“…But just when you’re ready to howl in frustration at the anthologification of the book world-I’ve seen the best minds of my generation, live blogging about recipes that inspire them-along comes The Book of Other People…Other People collects 23 pieces by a who’s who of 21st-century geniuses and wunderkinds, from Dave Eggers to Edwidge Dandicat…Smith sent her contributors just one instruction: Make somebody up.”
–The Boston Globe
“Whether they are old-fashioned narratives, playful improvisations or comic- strip-like tales told in pictures, these stories force us to re-evaluate that old chestnut “Character is destiny.” They remind us that an individual’s life is itself a narrative with a beginning, a middle and at least the intimations of an end. And they showcase the many time-honored techniques that writers use to limn their characters’ predicaments, from straight-up ventriloquism to the use of unreliable narrators to a “Rashomon”-like splitting of perspectives.”
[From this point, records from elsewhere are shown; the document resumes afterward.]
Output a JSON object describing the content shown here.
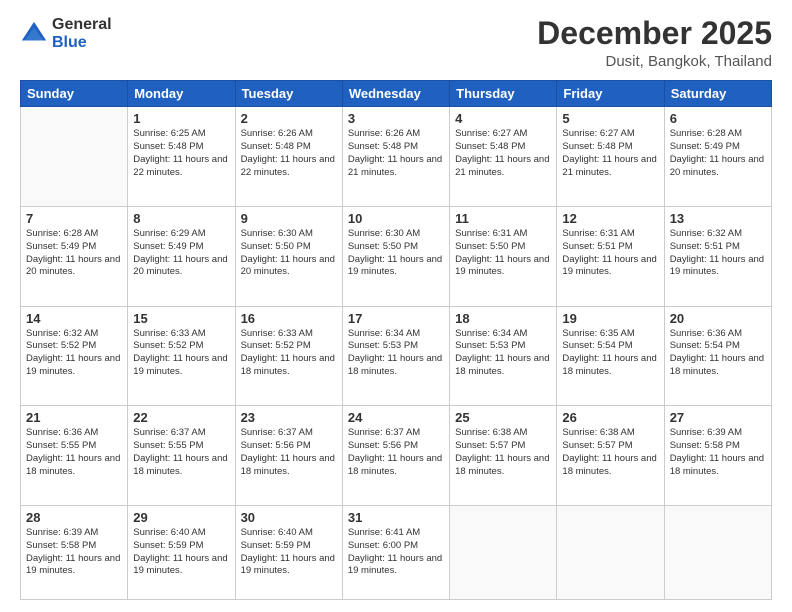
{
  "logo": {
    "general": "General",
    "blue": "Blue"
  },
  "header": {
    "title": "December 2025",
    "subtitle": "Dusit, Bangkok, Thailand"
  },
  "weekdays": [
    "Sunday",
    "Monday",
    "Tuesday",
    "Wednesday",
    "Thursday",
    "Friday",
    "Saturday"
  ],
  "weeks": [
    [
      {
        "day": "",
        "sunrise": "",
        "sunset": "",
        "daylight": ""
      },
      {
        "day": "1",
        "sunrise": "Sunrise: 6:25 AM",
        "sunset": "Sunset: 5:48 PM",
        "daylight": "Daylight: 11 hours and 22 minutes."
      },
      {
        "day": "2",
        "sunrise": "Sunrise: 6:26 AM",
        "sunset": "Sunset: 5:48 PM",
        "daylight": "Daylight: 11 hours and 22 minutes."
      },
      {
        "day": "3",
        "sunrise": "Sunrise: 6:26 AM",
        "sunset": "Sunset: 5:48 PM",
        "daylight": "Daylight: 11 hours and 21 minutes."
      },
      {
        "day": "4",
        "sunrise": "Sunrise: 6:27 AM",
        "sunset": "Sunset: 5:48 PM",
        "daylight": "Daylight: 11 hours and 21 minutes."
      },
      {
        "day": "5",
        "sunrise": "Sunrise: 6:27 AM",
        "sunset": "Sunset: 5:48 PM",
        "daylight": "Daylight: 11 hours and 21 minutes."
      },
      {
        "day": "6",
        "sunrise": "Sunrise: 6:28 AM",
        "sunset": "Sunset: 5:49 PM",
        "daylight": "Daylight: 11 hours and 20 minutes."
      }
    ],
    [
      {
        "day": "7",
        "sunrise": "Sunrise: 6:28 AM",
        "sunset": "Sunset: 5:49 PM",
        "daylight": "Daylight: 11 hours and 20 minutes."
      },
      {
        "day": "8",
        "sunrise": "Sunrise: 6:29 AM",
        "sunset": "Sunset: 5:49 PM",
        "daylight": "Daylight: 11 hours and 20 minutes."
      },
      {
        "day": "9",
        "sunrise": "Sunrise: 6:30 AM",
        "sunset": "Sunset: 5:50 PM",
        "daylight": "Daylight: 11 hours and 20 minutes."
      },
      {
        "day": "10",
        "sunrise": "Sunrise: 6:30 AM",
        "sunset": "Sunset: 5:50 PM",
        "daylight": "Daylight: 11 hours and 19 minutes."
      },
      {
        "day": "11",
        "sunrise": "Sunrise: 6:31 AM",
        "sunset": "Sunset: 5:50 PM",
        "daylight": "Daylight: 11 hours and 19 minutes."
      },
      {
        "day": "12",
        "sunrise": "Sunrise: 6:31 AM",
        "sunset": "Sunset: 5:51 PM",
        "daylight": "Daylight: 11 hours and 19 minutes."
      },
      {
        "day": "13",
        "sunrise": "Sunrise: 6:32 AM",
        "sunset": "Sunset: 5:51 PM",
        "daylight": "Daylight: 11 hours and 19 minutes."
      }
    ],
    [
      {
        "day": "14",
        "sunrise": "Sunrise: 6:32 AM",
        "sunset": "Sunset: 5:52 PM",
        "daylight": "Daylight: 11 hours and 19 minutes."
      },
      {
        "day": "15",
        "sunrise": "Sunrise: 6:33 AM",
        "sunset": "Sunset: 5:52 PM",
        "daylight": "Daylight: 11 hours and 19 minutes."
      },
      {
        "day": "16",
        "sunrise": "Sunrise: 6:33 AM",
        "sunset": "Sunset: 5:52 PM",
        "daylight": "Daylight: 11 hours and 18 minutes."
      },
      {
        "day": "17",
        "sunrise": "Sunrise: 6:34 AM",
        "sunset": "Sunset: 5:53 PM",
        "daylight": "Daylight: 11 hours and 18 minutes."
      },
      {
        "day": "18",
        "sunrise": "Sunrise: 6:34 AM",
        "sunset": "Sunset: 5:53 PM",
        "daylight": "Daylight: 11 hours and 18 minutes."
      },
      {
        "day": "19",
        "sunrise": "Sunrise: 6:35 AM",
        "sunset": "Sunset: 5:54 PM",
        "daylight": "Daylight: 11 hours and 18 minutes."
      },
      {
        "day": "20",
        "sunrise": "Sunrise: 6:36 AM",
        "sunset": "Sunset: 5:54 PM",
        "daylight": "Daylight: 11 hours and 18 minutes."
      }
    ],
    [
      {
        "day": "21",
        "sunrise": "Sunrise: 6:36 AM",
        "sunset": "Sunset: 5:55 PM",
        "daylight": "Daylight: 11 hours and 18 minutes."
      },
      {
        "day": "22",
        "sunrise": "Sunrise: 6:37 AM",
        "sunset": "Sunset: 5:55 PM",
        "daylight": "Daylight: 11 hours and 18 minutes."
      },
      {
        "day": "23",
        "sunrise": "Sunrise: 6:37 AM",
        "sunset": "Sunset: 5:56 PM",
        "daylight": "Daylight: 11 hours and 18 minutes."
      },
      {
        "day": "24",
        "sunrise": "Sunrise: 6:37 AM",
        "sunset": "Sunset: 5:56 PM",
        "daylight": "Daylight: 11 hours and 18 minutes."
      },
      {
        "day": "25",
        "sunrise": "Sunrise: 6:38 AM",
        "sunset": "Sunset: 5:57 PM",
        "daylight": "Daylight: 11 hours and 18 minutes."
      },
      {
        "day": "26",
        "sunrise": "Sunrise: 6:38 AM",
        "sunset": "Sunset: 5:57 PM",
        "daylight": "Daylight: 11 hours and 18 minutes."
      },
      {
        "day": "27",
        "sunrise": "Sunrise: 6:39 AM",
        "sunset": "Sunset: 5:58 PM",
        "daylight": "Daylight: 11 hours and 18 minutes."
      }
    ],
    [
      {
        "day": "28",
        "sunrise": "Sunrise: 6:39 AM",
        "sunset": "Sunset: 5:58 PM",
        "daylight": "Daylight: 11 hours and 19 minutes."
      },
      {
        "day": "29",
        "sunrise": "Sunrise: 6:40 AM",
        "sunset": "Sunset: 5:59 PM",
        "daylight": "Daylight: 11 hours and 19 minutes."
      },
      {
        "day": "30",
        "sunrise": "Sunrise: 6:40 AM",
        "sunset": "Sunset: 5:59 PM",
        "daylight": "Daylight: 11 hours and 19 minutes."
      },
      {
        "day": "31",
        "sunrise": "Sunrise: 6:41 AM",
        "sunset": "Sunset: 6:00 PM",
        "daylight": "Daylight: 11 hours and 19 minutes."
      },
      {
        "day": "",
        "sunrise": "",
        "sunset": "",
        "daylight": ""
      },
      {
        "day": "",
        "sunrise": "",
        "sunset": "",
        "daylight": ""
      },
      {
        "day": "",
        "sunrise": "",
        "sunset": "",
        "daylight": ""
      }
    ]
  ]
}
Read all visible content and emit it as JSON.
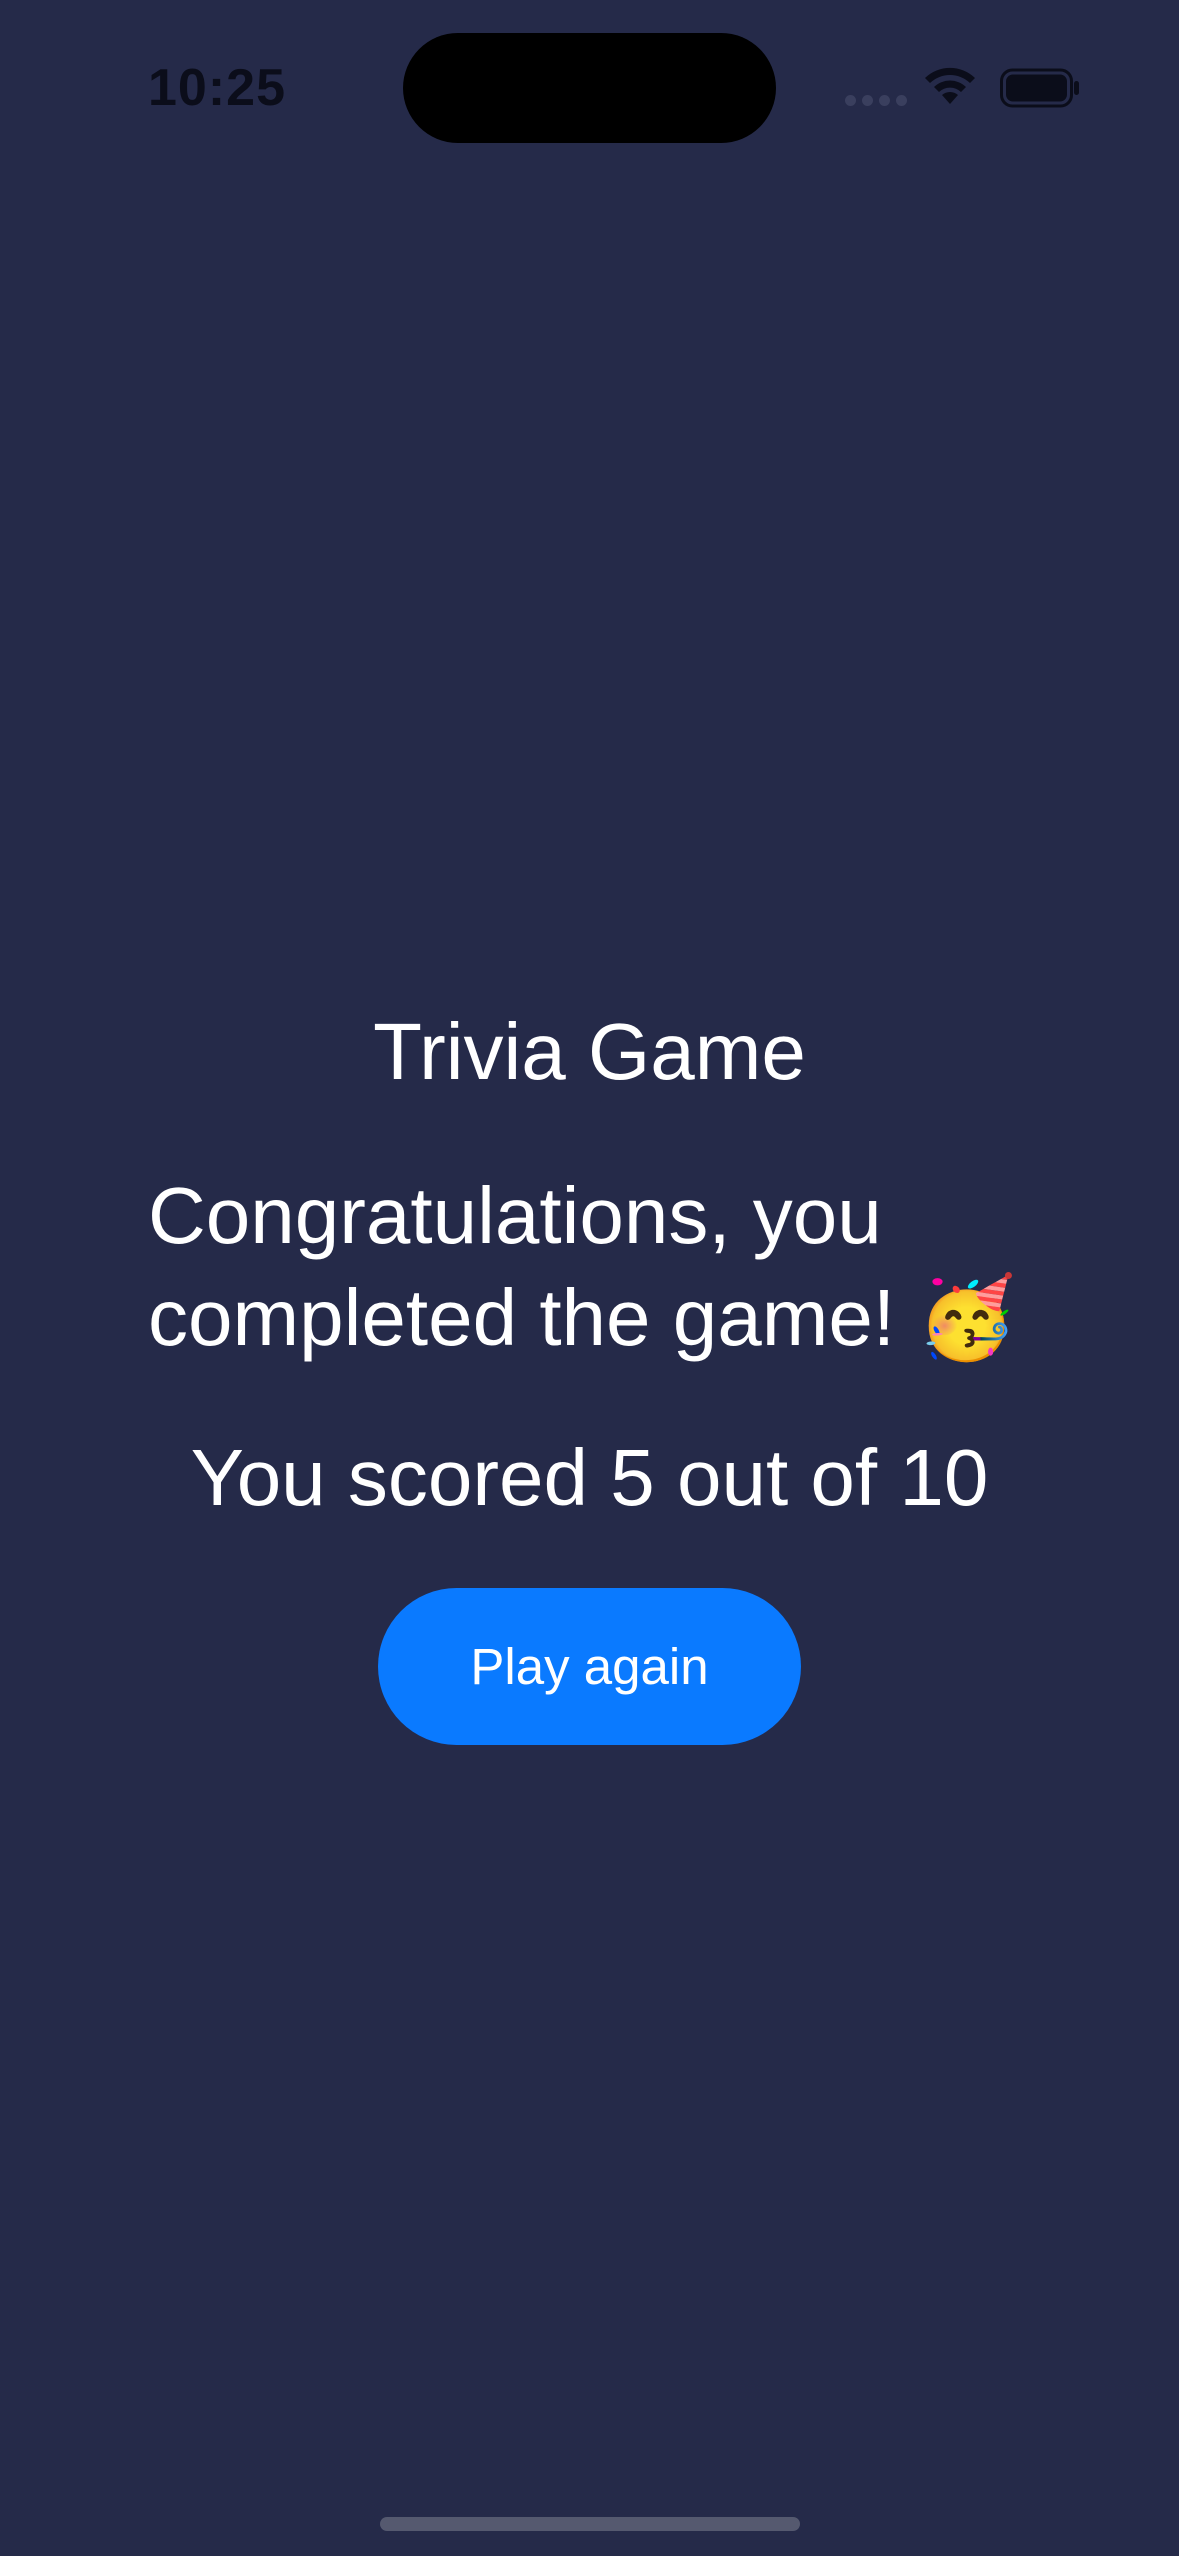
{
  "status_bar": {
    "time": "10:25",
    "icons": [
      "cellular-signal-icon",
      "wifi-icon",
      "battery-icon"
    ]
  },
  "screen": {
    "title": "Trivia Game",
    "message": "Congratulations, you completed the game! 🥳",
    "score_text": "You scored 5 out of 10",
    "play_again_label": "Play again"
  },
  "colors": {
    "background": "#252a49",
    "accent": "#0a7aff",
    "text": "#ffffff"
  }
}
-Michiko Kakutani, The New York Times
“From its strange, graphic-novelesque cover-an array of cartoonish sketches of odd-looking faces in profile, stacked like ladder rungs-to its uncommonly eye- catching lineup of contributors, “The Book of Other People,” a 2008 paperback from Penguin Books, is extraordinary.”
“If you only read one book, make it this dazzling selection of short stories…”
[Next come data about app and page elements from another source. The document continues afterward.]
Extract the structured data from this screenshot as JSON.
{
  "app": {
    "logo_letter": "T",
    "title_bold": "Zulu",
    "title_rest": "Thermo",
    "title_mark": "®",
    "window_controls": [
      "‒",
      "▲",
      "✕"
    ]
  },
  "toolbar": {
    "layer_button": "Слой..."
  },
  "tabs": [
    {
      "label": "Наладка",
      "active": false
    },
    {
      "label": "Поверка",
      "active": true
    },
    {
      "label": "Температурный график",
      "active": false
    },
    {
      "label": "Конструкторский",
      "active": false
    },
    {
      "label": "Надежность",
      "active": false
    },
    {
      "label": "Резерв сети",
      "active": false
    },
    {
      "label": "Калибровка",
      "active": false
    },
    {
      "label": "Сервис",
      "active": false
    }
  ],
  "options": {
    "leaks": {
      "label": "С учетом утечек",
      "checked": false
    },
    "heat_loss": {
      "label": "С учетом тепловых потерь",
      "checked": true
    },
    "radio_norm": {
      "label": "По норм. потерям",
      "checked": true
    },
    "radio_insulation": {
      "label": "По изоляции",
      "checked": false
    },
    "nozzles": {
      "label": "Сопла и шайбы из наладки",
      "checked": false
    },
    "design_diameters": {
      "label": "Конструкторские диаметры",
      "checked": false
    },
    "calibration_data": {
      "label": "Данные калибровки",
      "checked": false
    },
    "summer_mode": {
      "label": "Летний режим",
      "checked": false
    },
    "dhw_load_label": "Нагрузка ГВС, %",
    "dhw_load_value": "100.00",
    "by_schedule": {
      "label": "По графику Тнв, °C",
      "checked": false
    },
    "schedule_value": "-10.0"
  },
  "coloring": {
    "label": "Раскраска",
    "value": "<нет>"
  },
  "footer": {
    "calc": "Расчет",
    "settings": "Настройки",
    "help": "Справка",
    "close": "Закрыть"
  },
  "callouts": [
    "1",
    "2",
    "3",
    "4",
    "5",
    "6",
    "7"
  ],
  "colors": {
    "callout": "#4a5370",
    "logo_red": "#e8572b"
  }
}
-Eve Magazine UK
“…Some of the wittiest and wisest stories you’ll read all year…”
“Character provides the thematic key to these stories, all new to this collection, from some of our finest younger contemporary fiction writers.
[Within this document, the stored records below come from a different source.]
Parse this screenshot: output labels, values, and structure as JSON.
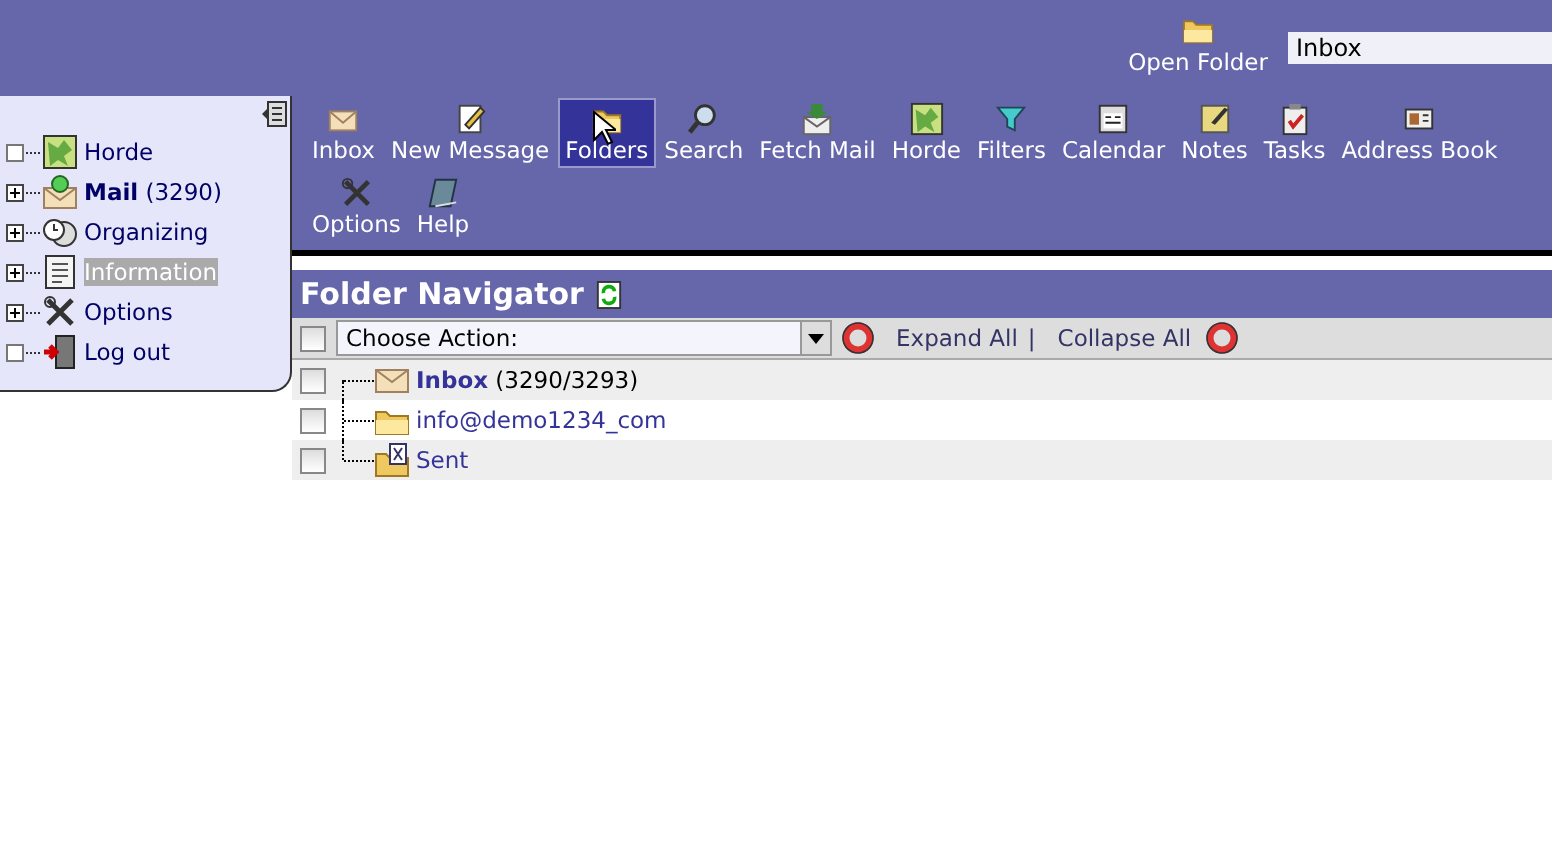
{
  "top_bar": {
    "open_folder_label": "Open Folder",
    "folder_field_value": "Inbox"
  },
  "sidebar": {
    "items": [
      {
        "label": "Horde",
        "bold": false,
        "expandable": false,
        "selected": false
      },
      {
        "label": "Mail",
        "count": "(3290)",
        "bold": true,
        "expandable": true,
        "selected": false
      },
      {
        "label": "Organizing",
        "bold": false,
        "expandable": true,
        "selected": false
      },
      {
        "label": "Information",
        "bold": false,
        "expandable": true,
        "selected": true
      },
      {
        "label": "Options",
        "bold": false,
        "expandable": true,
        "selected": false
      },
      {
        "label": "Log out",
        "bold": false,
        "expandable": false,
        "selected": false
      }
    ]
  },
  "toolbar": [
    {
      "label": "Inbox",
      "selected": false
    },
    {
      "label": "New Message",
      "selected": false
    },
    {
      "label": "Folders",
      "selected": true
    },
    {
      "label": "Search",
      "selected": false
    },
    {
      "label": "Fetch Mail",
      "selected": false
    },
    {
      "label": "Horde",
      "selected": false
    },
    {
      "label": "Filters",
      "selected": false
    },
    {
      "label": "Calendar",
      "selected": false
    },
    {
      "label": "Notes",
      "selected": false
    },
    {
      "label": "Tasks",
      "selected": false
    },
    {
      "label": "Address Book",
      "selected": false
    },
    {
      "label": "Options",
      "selected": false
    },
    {
      "label": "Help",
      "selected": false
    }
  ],
  "folder_navigator": {
    "title": "Folder Navigator",
    "select_all_checked": false,
    "action_select": "Choose Action:",
    "expand_all": "Expand All",
    "separator": "|",
    "collapse_all": "Collapse All",
    "folders": [
      {
        "kind": "mailbox",
        "name": "Inbox",
        "count": "(3290/3293)",
        "bold": true,
        "checked": false
      },
      {
        "kind": "folder",
        "name": "info@demo1234_com",
        "bold": false,
        "checked": false
      },
      {
        "kind": "sent",
        "name": "Sent",
        "bold": false,
        "checked": false
      }
    ]
  }
}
Editor and contributor Smith (On Beauty, 2005, etc.) invited 22 other authors, many of them (like her) better known for novels than short fiction, to write a story inspired by the creation of a character. “The instruction was simple,” she writes in her introduction, “make somebody up.” Yet the stories correspond to no consensus about the role of character in fiction, or a return to realism, or the responsibility of fiction to mirror society. To the contrary, what Smith believes the stories show is that “there are as many ways to create ‘character’ (or deny the possibility of ‘character’) as there are writers.” The title of each story comes from the name of a character or type (“The Monster”) with the selections sequenced alphabetically. Many of the writers, including Smith, come from the McSweeney’s and/or Believer literary circle (Dave Eggers, Vendela Vida, Heidi Julavits, Chris Ware, Nick Hornby et al.) and most of the contributions range from the short to the very short (Toby Litt’s “The Monster” is a four-page paragraph). With proceeds benefiting 826 New York (a nonprofit organization for the inspiration and development of student writing), none of the writers were paid for their work, with the results sometimes more playful (and occasionally slighter) than one has come to expect from them. Jonathan Lethem’s Dickensian titled “Perkus Tooth” offers a hilarious dismissal of rock critics. A.L. Kennedy’s “Frank” provides an existential parable about a man who isn’t who he thinks he is. Though many of the stories have a first-person perspective, the narrator is rarely the title character, and some of the challenge for the reader can be determining whom a story is really about. In Colm T-ib”n’s “Donal Webster,” the name of the title character is never even mentioned, leaving the reader to guess who is addressing whom.
While the quality inevitably varies, the spirit of the anthology is that reading should be fun rather than work. –Kirkus Reviews